*** Provided entries
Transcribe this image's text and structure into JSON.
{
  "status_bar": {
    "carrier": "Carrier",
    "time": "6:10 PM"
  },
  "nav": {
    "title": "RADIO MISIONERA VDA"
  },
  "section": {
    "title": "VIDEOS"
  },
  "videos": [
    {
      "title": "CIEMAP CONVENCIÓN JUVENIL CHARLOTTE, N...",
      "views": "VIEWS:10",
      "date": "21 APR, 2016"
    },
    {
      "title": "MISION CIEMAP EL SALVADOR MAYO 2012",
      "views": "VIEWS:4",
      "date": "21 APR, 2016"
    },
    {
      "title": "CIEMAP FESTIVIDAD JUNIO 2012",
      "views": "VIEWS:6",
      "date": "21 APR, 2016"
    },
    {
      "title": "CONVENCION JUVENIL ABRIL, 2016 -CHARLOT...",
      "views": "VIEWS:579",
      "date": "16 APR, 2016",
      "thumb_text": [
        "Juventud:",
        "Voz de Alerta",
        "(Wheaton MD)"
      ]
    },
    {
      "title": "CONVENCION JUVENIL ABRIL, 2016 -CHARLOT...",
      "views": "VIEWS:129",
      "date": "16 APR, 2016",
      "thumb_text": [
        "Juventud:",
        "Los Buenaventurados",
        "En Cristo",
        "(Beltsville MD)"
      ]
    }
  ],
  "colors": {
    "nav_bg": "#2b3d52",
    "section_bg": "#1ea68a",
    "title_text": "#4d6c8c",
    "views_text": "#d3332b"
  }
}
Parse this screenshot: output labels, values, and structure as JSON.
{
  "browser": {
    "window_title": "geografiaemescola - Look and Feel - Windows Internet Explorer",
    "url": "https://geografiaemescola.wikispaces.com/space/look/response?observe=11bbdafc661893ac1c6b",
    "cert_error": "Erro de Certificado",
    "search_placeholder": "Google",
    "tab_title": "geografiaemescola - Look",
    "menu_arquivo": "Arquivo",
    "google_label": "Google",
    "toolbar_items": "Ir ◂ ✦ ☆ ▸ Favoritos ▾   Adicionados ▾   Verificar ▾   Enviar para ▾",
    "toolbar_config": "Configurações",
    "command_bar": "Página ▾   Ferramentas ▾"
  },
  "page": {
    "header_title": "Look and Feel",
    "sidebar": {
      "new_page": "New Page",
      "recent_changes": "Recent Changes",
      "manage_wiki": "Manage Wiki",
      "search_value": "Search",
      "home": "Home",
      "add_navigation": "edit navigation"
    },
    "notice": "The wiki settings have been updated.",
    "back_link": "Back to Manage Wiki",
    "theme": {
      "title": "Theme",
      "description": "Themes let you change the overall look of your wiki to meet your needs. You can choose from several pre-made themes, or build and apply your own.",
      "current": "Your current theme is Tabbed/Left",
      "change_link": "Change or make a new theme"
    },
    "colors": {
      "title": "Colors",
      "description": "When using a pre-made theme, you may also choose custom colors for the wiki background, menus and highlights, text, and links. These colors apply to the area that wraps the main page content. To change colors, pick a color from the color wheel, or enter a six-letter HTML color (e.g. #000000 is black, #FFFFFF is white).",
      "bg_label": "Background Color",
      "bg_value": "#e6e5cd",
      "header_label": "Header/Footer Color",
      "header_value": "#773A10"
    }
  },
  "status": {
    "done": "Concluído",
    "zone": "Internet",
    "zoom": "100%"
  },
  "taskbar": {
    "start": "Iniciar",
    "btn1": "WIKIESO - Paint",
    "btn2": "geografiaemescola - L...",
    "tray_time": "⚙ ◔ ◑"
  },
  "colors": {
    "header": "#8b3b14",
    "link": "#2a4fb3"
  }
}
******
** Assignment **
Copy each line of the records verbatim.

** Reply **
Transcribe this image's text and structure into JSON.
{
  "status_bar": {
    "carrier": "Carrier",
    "time": "6:10 PM"
  },
  "nav": {
    "title": "RADIO MISIONERA VDA"
  },
  "section": {
    "title": "VIDEOS"
  },
  "videos": [
    {
      "title": "CIEMAP CONVENCIÓN JUVENIL CHARLOTTE, N...",
      "views": "VIEWS:10",
      "date": "21 APR, 2016"
    },
    {
      "title": "MISION CIEMAP EL SALVADOR MAYO 2012",
      "views": "VIEWS:4",
      "date": "21 APR, 2016"
    },
    {
      "title": "CIEMAP FESTIVIDAD JUNIO 2012",
      "views": "VIEWS:6",
      "date": "21 APR, 2016"
    },
    {
      "title": "CONVENCION JUVENIL ABRIL, 2016 -CHARLOT...",
      "views": "VIEWS:579",
      "date": "16 APR, 2016",
      "thumb_text": [
        "Juventud:",
        "Voz de Alerta",
        "(Wheaton MD)"
      ]
    },
    {
      "title": "CONVENCION JUVENIL ABRIL, 2016 -CHARLOT...",
      "views": "VIEWS:129",
      "date": "16 APR, 2016",
      "thumb_text": [
        "Juventud:",
        "Los Buenaventurados",
        "En Cristo",
        "(Beltsville MD)"
      ]
    }
  ],
  "colors": {
    "nav_bg": "#2b3d52",
    "section_bg": "#1ea68a",
    "title_text": "#4d6c8c",
    "views_text": "#d3332b"
  }
}
Parse this screenshot: output labels, values, and structure as JSON.
{
  "browser": {
    "window_title": "geografiaemescola - Look and Feel - Windows Internet Explorer",
    "url": "https://geografiaemescola.wikispaces.com/space/look/response?observe=11bbdafc661893ac1c6b",
    "cert_error": "Erro de Certificado",
    "search_placeholder": "Google",
    "tab_title": "geografiaemescola - Look",
    "menu_arquivo": "Arquivo",
    "google_label": "Google",
    "toolbar_items": "Ir ◂ ✦ ☆ ▸ Favoritos ▾   Adicionados ▾   Verificar ▾   Enviar para ▾",
    "toolbar_config": "Configurações",
    "command_bar": "Página ▾   Ferramentas ▾"
  },
  "page": {
    "header_title": "Look and Feel",
    "sidebar": {
      "new_page": "New Page",
      "recent_changes": "Recent Changes",
      "manage_wiki": "Manage Wiki",
      "search_value": "Search",
      "home": "Home",
      "add_navigation": "edit navigation"
    },
    "notice": "The wiki settings have been updated.",
    "back_link": "Back to Manage Wiki",
    "theme": {
      "title": "Theme",
      "description": "Themes let you change the overall look of your wiki to meet your needs. You can choose from several pre-made themes, or build and apply your own.",
      "current": "Your current theme is Tabbed/Left",
      "change_link": "Change or make a new theme"
    },
    "colors": {
      "title": "Colors",
      "description": "When using a pre-made theme, you may also choose custom colors for the wiki background, menus and highlights, text, and links. These colors apply to the area that wraps the main page content. To change colors, pick a color from the color wheel, or enter a six-letter HTML color (e.g. #000000 is black, #FFFFFF is white).",
      "bg_label": "Background Color",
      "bg_value": "#e6e5cd",
      "header_label": "Header/Footer Color",
      "header_value": "#773A10"
    }
  },
  "status": {
    "done": "Concluído",
    "zone": "Internet",
    "zoom": "100%"
  },
  "taskbar": {
    "start": "Iniciar",
    "btn1": "WIKIESO - Paint",
    "btn2": "geografiaemescola - L...",
    "tray_time": "⚙ ◔ ◑"
  },
  "colors": {
    "header": "#8b3b14",
    "link": "#2a4fb3"
  }
}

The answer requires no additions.